The Value of a Financial Advisor
Many people learn from a young age not to talk about money. Do you remember talking to your parents about money when you were a child? Does this sound familiar?
Child: “Mom/Dad, can I get this toy?”
Child: “Why not? I want it!”
Parent: “We can’t afford to buy you everything you want.”
Child: “What can we afford? How much money do we have.”
Parent: “Don’t be rude. It’s impolite to ask people about money and how much they make.”
Maybe your parents were more open with you about finances. But you have probably seen a situation like this play out at a store. Our society teaches us that it is not acceptable to talk about our financial situation or ask people about theirs. This isn’t always a bad thing. I would hate to live in a society where people are bragging about how much they make or shaming others for their lack of success.

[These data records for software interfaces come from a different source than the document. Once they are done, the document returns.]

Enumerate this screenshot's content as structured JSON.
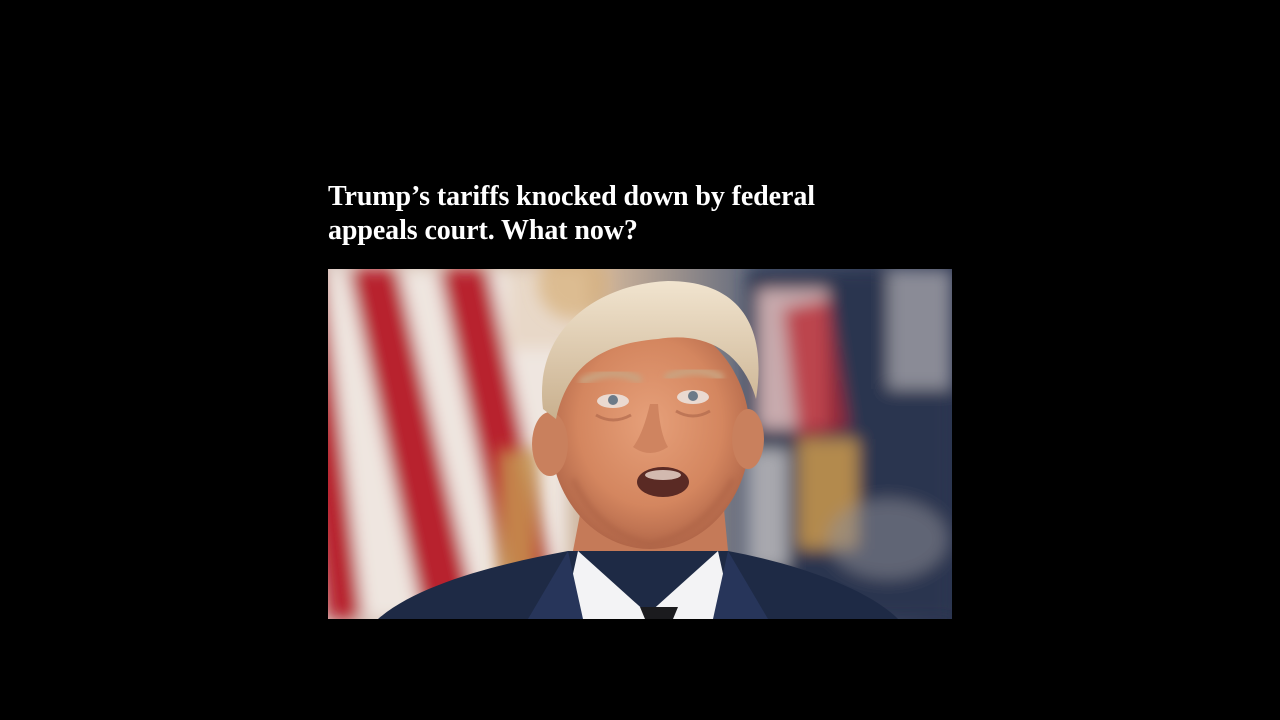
{
  "article": {
    "headline": "Trump’s tariffs knocked down by federal appeals court. What now?",
    "image": {
      "subject": "news-photo",
      "palette": {
        "background": "#000000",
        "headline_text": "#ffffff",
        "flag_red": "#b8232f",
        "flag_white": "#efe6e0",
        "flag_blue": "#23304d",
        "suit": "#1e2a45",
        "skin": "#d98f6a",
        "hair": "#e7d6bd"
      }
    }
  }
}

I know it still happens, but hopefully on a smaller scale.
What happens to us when we spend our whole life keeping our finances secret and dealing with money internally? We become afraid to ask for help. We pick up some tidbits of information from parents and friends as to what we should be doing at our age. The advice could be complete garbage, but they appear successful, so they must be doing something right. We go to work, pay the bills, save, spend, invest (hopefully), rinse, and repeat.
Most Americans wander aimlessly through their career making financial decisions every day without having a clear sense of why they are doing it. It’s all fine until something goes wrong. Maybe they max out a couple credit cards. Maybe they get hit with a major hospital bill. Or maybe they just wake up at age 55 and realize they have no clue how they will be able to retire. This is ordinary.

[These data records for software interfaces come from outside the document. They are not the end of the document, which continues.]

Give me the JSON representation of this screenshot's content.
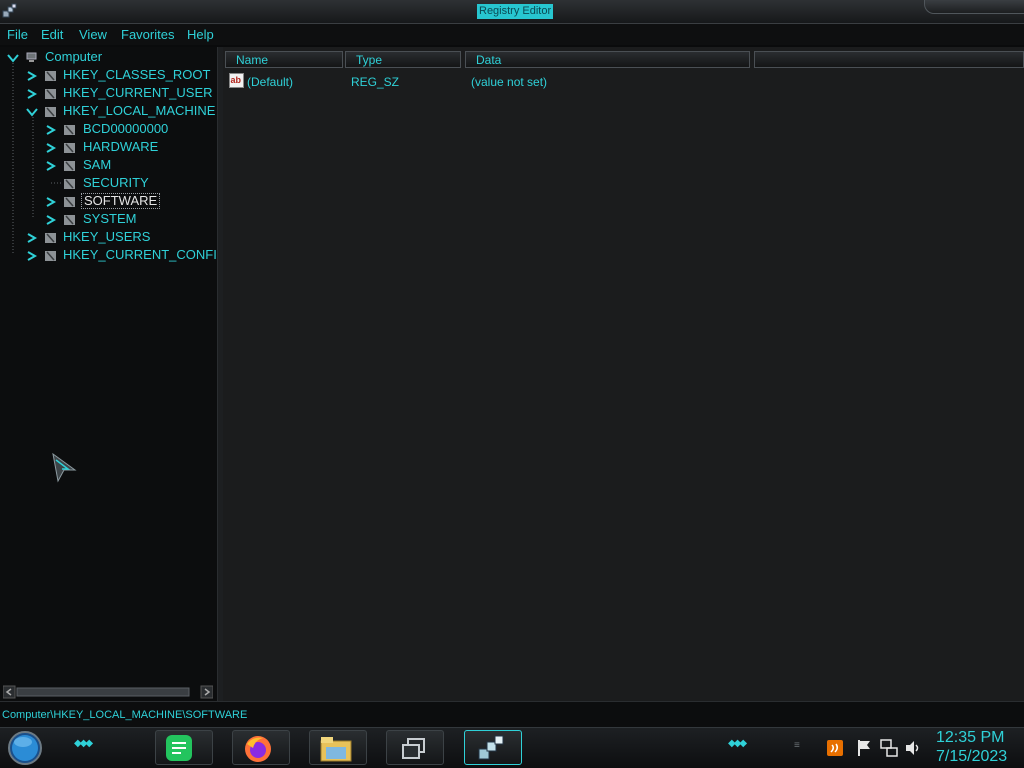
{
  "window": {
    "title": "Registry Editor"
  },
  "menu": [
    "File",
    "Edit",
    "View",
    "Favorites",
    "Help"
  ],
  "tree": {
    "root": "Computer",
    "hives": [
      "HKEY_CLASSES_ROOT",
      "HKEY_CURRENT_USER",
      "HKEY_LOCAL_MACHINE"
    ],
    "hklm_children": [
      "BCD00000000",
      "HARDWARE",
      "SAM",
      "SECURITY",
      "SOFTWARE",
      "SYSTEM"
    ],
    "more_hives": [
      "HKEY_USERS",
      "HKEY_CURRENT_CONFI"
    ],
    "selected": "SOFTWARE"
  },
  "list": {
    "columns": [
      "Name",
      "Type",
      "Data"
    ],
    "rows": [
      {
        "name": "(Default)",
        "type": "REG_SZ",
        "data": "(value not set)",
        "icon": "string-value-icon"
      }
    ]
  },
  "status": {
    "path": "Computer\\HKEY_LOCAL_MACHINE\\SOFTWARE"
  },
  "taskbar": {
    "apps": [
      "notes-app-icon",
      "firefox-icon",
      "file-explorer-icon",
      "task-view-icon",
      "registry-editor-icon"
    ],
    "tray": [
      "java-update-icon",
      "action-center-flag-icon",
      "network-icon",
      "volume-icon"
    ],
    "time": "12:35 PM",
    "date": "7/15/2023"
  },
  "colors": {
    "accent": "#2fd1d8",
    "pane_bg": "#1b1c1d",
    "tree_bg": "#0c0d0e"
  }
}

When was the last time someone asked you about your financial goals? When was the last time you saw stock market news and got nervous? When was the last time you asked someone if you were saving enough to retire at 65? When was the last time you were worried about your finances and called someone just to talk about it?
These are the things you should be looking for in a financial advisor. Advisors should not just be investment managers. There are many new platforms that can invest your money automatically with minimal fees. That’s the easy part. A great advisor is there for all the other things. They will help you create goals. They will guide your actions during stock market swings. They know your plan. They know your dreams. They know your fears. Well…your financial fears at least! They are the person in your life that you can finally be open and honest with about your finances.
I am a firm believer that anyone can handle their own finances. But it takes time, knowledge, and a lot of discipline. We are taught to internalize our personal finance situation from a young age, but you don’t need to. A great financial advisor can help you through every phase of life. They will manage your investments, but that is not the true value. The true value lies in that phone call when life blindsides you and you need someone to reassure you that your plan is still working. This will probably happen many times, but you will always have someone to talk through it.
Mike Zeiter, CPA/PFS